These losses are real. Midlife motherhood has granted us our most heartfelt wish, while it has taken from us cherished parts of our youth and freedom. I fervently believe from my experience working with older first-time moms that by remembering, honoring, and incorporating parts of ourselves that thrived before we became parents, we can stay sane, balanced, and recharged. It’s like swimming upstream, back to your place of origin.
I was reminded of this several months ago when I went for a walk and ended up in my neighborhood park, where a primitive but beautiful labyrinth had recently been created out of our indigenous adobe soil. Impulsively, I walked through the archway and began circling my way through the maze. When I got to the center, I sat on the stone bench and for the first time that day appreciated the breathtaking New Mexico morning. High puffy clouds hung in a bright blue sky, red-winged blackbirds called to each other from crab apple trees bursting with bloom. For a moment I was transported back to my years as a single woman when I took delight in traveling alone to foreign countries. I loved going without companions because it left me free to follow the spontaneous call of adventure. Walking through that arch and following my impulse to sit on that stone instantly recalled the woman I had been before my career, my marriage, and my family. Before pets and gardens. Before taxes and PTA meetings.
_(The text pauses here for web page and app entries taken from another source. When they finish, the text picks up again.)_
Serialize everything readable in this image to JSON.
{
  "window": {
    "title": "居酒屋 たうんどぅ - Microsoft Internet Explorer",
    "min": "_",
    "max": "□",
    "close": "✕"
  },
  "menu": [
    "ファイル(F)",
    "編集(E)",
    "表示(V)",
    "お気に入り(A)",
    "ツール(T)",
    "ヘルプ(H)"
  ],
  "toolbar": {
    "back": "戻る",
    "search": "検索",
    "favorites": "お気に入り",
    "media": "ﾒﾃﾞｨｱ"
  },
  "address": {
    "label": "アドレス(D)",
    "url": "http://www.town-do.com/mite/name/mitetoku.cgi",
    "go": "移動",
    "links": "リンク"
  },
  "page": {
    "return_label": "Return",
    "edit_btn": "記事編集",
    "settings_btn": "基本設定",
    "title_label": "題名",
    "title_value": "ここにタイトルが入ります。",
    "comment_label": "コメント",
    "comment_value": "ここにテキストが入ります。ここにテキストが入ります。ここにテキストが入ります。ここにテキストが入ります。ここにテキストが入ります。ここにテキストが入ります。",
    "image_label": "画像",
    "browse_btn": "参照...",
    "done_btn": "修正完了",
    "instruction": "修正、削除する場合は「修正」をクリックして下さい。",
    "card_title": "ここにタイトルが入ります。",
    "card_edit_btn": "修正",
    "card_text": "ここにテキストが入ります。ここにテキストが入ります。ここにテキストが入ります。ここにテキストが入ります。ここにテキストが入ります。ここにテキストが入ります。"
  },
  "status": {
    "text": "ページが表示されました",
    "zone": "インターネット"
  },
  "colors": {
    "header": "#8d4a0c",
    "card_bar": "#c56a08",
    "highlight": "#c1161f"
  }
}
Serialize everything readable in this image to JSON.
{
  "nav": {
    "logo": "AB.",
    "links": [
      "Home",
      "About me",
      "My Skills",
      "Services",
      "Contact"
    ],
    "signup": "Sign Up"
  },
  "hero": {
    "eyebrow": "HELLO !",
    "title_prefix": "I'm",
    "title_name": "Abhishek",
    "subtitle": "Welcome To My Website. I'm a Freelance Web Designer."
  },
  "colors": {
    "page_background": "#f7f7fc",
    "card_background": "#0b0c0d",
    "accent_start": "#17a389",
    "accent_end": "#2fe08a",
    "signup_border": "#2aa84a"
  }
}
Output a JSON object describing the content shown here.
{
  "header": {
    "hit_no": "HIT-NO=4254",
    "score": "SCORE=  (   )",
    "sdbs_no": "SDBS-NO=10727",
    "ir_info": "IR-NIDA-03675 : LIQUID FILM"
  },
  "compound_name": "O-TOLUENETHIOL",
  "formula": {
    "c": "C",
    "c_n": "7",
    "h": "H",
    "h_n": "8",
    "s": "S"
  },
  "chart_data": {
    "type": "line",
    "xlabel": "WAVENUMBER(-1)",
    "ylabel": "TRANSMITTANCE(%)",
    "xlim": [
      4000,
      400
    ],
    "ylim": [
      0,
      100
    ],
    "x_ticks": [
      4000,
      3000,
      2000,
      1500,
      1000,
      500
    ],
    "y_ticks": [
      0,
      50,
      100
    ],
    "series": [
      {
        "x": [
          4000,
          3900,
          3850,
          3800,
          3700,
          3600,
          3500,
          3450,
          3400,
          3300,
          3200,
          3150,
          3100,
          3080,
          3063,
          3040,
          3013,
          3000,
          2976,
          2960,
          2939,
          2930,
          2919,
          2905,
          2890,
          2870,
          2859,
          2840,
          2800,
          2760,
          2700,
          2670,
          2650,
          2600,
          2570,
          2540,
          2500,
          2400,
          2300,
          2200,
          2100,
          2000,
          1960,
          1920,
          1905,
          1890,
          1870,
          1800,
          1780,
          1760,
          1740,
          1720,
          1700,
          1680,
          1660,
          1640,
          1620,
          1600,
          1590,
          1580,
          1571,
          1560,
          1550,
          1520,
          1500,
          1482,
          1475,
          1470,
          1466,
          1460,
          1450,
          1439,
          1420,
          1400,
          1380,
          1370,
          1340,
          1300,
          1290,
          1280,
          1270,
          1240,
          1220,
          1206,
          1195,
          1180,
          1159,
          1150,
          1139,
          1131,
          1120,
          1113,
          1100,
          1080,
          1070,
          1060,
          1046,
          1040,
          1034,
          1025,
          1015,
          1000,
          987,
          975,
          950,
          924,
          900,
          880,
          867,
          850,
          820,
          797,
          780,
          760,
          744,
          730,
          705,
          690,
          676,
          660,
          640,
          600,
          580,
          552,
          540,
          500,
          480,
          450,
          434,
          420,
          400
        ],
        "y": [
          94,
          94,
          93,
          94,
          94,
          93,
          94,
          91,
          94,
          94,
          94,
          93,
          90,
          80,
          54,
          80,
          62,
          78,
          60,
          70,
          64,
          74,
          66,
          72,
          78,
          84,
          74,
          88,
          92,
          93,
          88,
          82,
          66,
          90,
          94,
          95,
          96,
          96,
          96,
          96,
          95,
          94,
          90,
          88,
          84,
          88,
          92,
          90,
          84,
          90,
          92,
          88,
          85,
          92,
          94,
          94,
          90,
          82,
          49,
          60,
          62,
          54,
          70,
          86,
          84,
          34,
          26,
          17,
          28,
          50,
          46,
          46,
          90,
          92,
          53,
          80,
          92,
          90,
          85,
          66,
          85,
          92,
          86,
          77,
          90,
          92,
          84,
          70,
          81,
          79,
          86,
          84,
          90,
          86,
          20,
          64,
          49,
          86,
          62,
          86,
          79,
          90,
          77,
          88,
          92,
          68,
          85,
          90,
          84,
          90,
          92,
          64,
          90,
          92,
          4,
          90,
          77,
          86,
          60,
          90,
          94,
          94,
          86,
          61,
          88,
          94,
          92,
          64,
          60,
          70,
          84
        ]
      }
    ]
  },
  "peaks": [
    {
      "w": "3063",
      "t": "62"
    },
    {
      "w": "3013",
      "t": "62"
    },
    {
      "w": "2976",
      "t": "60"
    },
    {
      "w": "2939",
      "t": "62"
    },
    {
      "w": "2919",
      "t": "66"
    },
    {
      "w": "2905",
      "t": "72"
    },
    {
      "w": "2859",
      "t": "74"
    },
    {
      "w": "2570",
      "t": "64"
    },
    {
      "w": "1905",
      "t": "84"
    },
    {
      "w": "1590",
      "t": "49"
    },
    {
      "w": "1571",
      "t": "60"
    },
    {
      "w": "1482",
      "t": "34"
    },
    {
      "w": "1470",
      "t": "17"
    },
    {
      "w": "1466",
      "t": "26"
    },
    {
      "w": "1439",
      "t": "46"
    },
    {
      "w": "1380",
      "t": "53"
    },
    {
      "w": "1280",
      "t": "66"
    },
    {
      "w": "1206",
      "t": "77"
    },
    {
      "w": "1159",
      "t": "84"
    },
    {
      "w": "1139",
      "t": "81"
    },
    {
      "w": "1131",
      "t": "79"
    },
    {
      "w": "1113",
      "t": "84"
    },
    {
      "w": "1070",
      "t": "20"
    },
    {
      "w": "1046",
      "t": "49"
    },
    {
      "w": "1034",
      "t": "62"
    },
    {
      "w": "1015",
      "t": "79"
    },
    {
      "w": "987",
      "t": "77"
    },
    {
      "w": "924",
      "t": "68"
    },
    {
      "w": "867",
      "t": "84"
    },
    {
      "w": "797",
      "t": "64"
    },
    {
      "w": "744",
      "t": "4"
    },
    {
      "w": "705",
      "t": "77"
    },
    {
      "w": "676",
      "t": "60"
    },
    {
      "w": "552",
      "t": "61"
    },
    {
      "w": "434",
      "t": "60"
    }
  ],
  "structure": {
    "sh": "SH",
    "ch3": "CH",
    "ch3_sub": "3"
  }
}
Before I had a clue what havoc midlife hormonal changes could wreak. I knew I didn’t want to be her again, I just wished I could visit with her more often.